Incidentally, those of you who wish to do more than pray, there is a small and growing grass roots political action brewing that allows those of us who are waging the "war against war" to make a statement by exercising our First Amendment Rights. Without further ado, here's the original TAPS post:
Out on my AM run, I got to thinking, here we are, just over two weeks away from the Memorial Day Weekend. In my high school days, I lived in a town that actually had a parade - still does I'm sure - to mark the occasion. I played taps as the flag was lowered to half staff (here's a link for those of you unfamiliar with the tune).

Then, I was a hard core trumpet player. I practiced every day and my chops were good enough to get me to the double "c" in the upper register. I played in the symphonic band, the jazz/big band, in the pit orchestra for the various yearly musicals, and the marching band.

It was the marching band that I hated the most, mainly because of the hot uniforms we would put on regardless the weather - wool, dickeys, funky hats with feathers, know the look. We did earn one fateful trip to march down the main street in Disneyworld one year, but beyond that, the practice and rigor of marching was not all together my cup of tea.

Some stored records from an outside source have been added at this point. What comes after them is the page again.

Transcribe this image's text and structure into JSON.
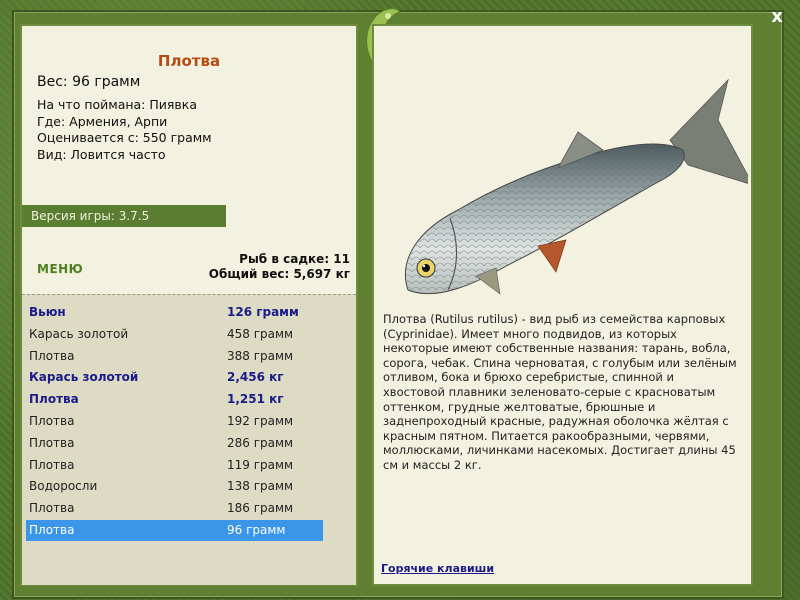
{
  "window": {
    "close_label": "x"
  },
  "fish": {
    "name": "Плотва",
    "weight": "Вес: 96 грамм",
    "caught_on": "На что поймана: Пиявка",
    "where": "Где: Армения, Арпи",
    "valued_from": "Оценивается с: 550 грамм",
    "view": "Вид: Ловится часто"
  },
  "version": "Версия игры: 3.7.5",
  "menu_label": "МЕНЮ",
  "summary": {
    "fish_in_cage": "Рыб в садке: 11",
    "total_weight": "Общий вес: 5,697 кг"
  },
  "catch_list": [
    {
      "name": "Вьюн",
      "weight": "126 грамм",
      "style": "bold"
    },
    {
      "name": "Карась золотой",
      "weight": "458 грамм",
      "style": "normal"
    },
    {
      "name": "Плотва",
      "weight": "388 грамм",
      "style": "normal"
    },
    {
      "name": "Карась золотой",
      "weight": "2,456 кг",
      "style": "bold"
    },
    {
      "name": "Плотва",
      "weight": "1,251 кг",
      "style": "bold"
    },
    {
      "name": "Плотва",
      "weight": "192 грамм",
      "style": "normal"
    },
    {
      "name": "Плотва",
      "weight": "286 грамм",
      "style": "normal"
    },
    {
      "name": "Плотва",
      "weight": "119 грамм",
      "style": "normal"
    },
    {
      "name": "Водоросли",
      "weight": "138 грамм",
      "style": "normal"
    },
    {
      "name": "Плотва",
      "weight": "186 грамм",
      "style": "normal"
    },
    {
      "name": "Плотва",
      "weight": "96 грамм",
      "style": "selected"
    }
  ],
  "description": "Плотва (Rutilus rutilus) - вид рыб из семейства карповых (Cyprinidae). Имеет много подвидов, из которых некоторые имеют собственные названия: тарань, вобла, сорога, чебак. Спина черноватая, с голубым или зелёным отливом, бока и брюхо серебристые, спинной и хвостовой плавники зеленовато-серые с красноватым оттенком, грудные желтоватые, брюшные и заднепроходный красные, радужная оболочка жёлтая с красным пятном. Питается ракообразными, червями, моллюсками, личинками насекомых. Достигает длины 45 см и массы 2 кг.",
  "hotkeys_label": "Горячие клавиши",
  "colors": {
    "title": "#b34b12",
    "list_bold": "#1b1b8a",
    "selected": "#3b95e8",
    "panel_bg": "#f3f1df",
    "frame": "#5f7f33"
  }
}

Where I took the most pride and where I felt the most important as a musician and a trumpet player was at the tail end of the parade. All the town's folks gathered on the town green and all bands were assembled around the Fallen Heroes monument and the requisite plugged howitzer (which it seems like every town in our area had), and after the benedictions, the prayers and the first selectwoman said a few words, we usually played a hymn or the National Anthem which was always followed by a 21 gun salute ("ready, aim, fire" - 7 guns, usually M-16s - three reports) followed immediately by the playing of Taps.

I started as the echo. A more senior player did the up front report of taps. I followed, playing about 100 meters away using the middle school wall to get the full acoustical echo. When I was a senior, I graduated to playing the first report and another kid played the echo. I always got teary just after the last echo reverberated of the wall. Most everyone on the green walked back to their cars or to their home a little bit sad and who knows feeling what else.

For me, I was as proud as ever to be an American and realized how grateful I was that people were willing to put their lives on their line for our freedom. As they say, freedom isn't nor ever is free. But as we head into this somber time of Memorial Day, perhaps some of us should hang our heads a bit lower as the burden of responsibility for some recent military deaths hangs heavy around the necks of our leadership.

Me, I choose to look skyward, reach back to the deeper depths, and be thankful for those that have gone before and for me - From the real Minutemen (not the incarnation on the Mexican border) that fought the Redcoats back in the 1700s to the families that lost sons on both sides of the argument in the civil war, to the veterans of WW I and WWII that fought obvious tyrants, for the Marines, Air Force, Army, Navy, and the Coast Guard men and women who have lost their lives in the pursuit and protection of our lives and liberty, I give thanks.

As we move into another of America's heavily commercialized holidays, let us resolve to toss out the trappings, remember our fallen heroes and give thanks. May all our heroes rest in peace.
Cross posted at Bring it On and the Kommandos Project.


isabelita said...

'spike, my beloved spouse played trumpet in high school bands. In fact, I met him in high school band: I played clarinet. He was a senior, I was a sophomore. We were just talking about the annual Memorial Day Parade we marched in back in Perrysburg, Ohio, lo these many years ago. He also played taps, I'm sure1 (He played the flugel horn in the Ohio State Marching Band from 1968-1972.)
I don't remember feeling any patriotism during those horribly hot and itchy parades. Just wanted to avoid stepping in any horse shit!
Just funny we share a part of our high school days.

windspike said...

Your husband was serious about the trumpet if he played in the OSU band. Those folks were amazing...and I'm not just saying that. I attended two other Big Ten schools...also with good marching bands.

Does he still play? I am now very into traditional Irish music playing my penny whistle at various locations on a regular basis - mainly just sessions at pubs, but that's not a bad way to go.

isabelita said...

'spike, he gets his chops whipped into shape once a year, and goes back to march and play in the band alumni game, which features hundreds of OSUMB vets, from recent grads to people in their 80's. Other than that event, no, he doesn't play.
He has lots of "black Irish" blood in him, and appreciates traditional Irish music, but hasn't got so much time to perform.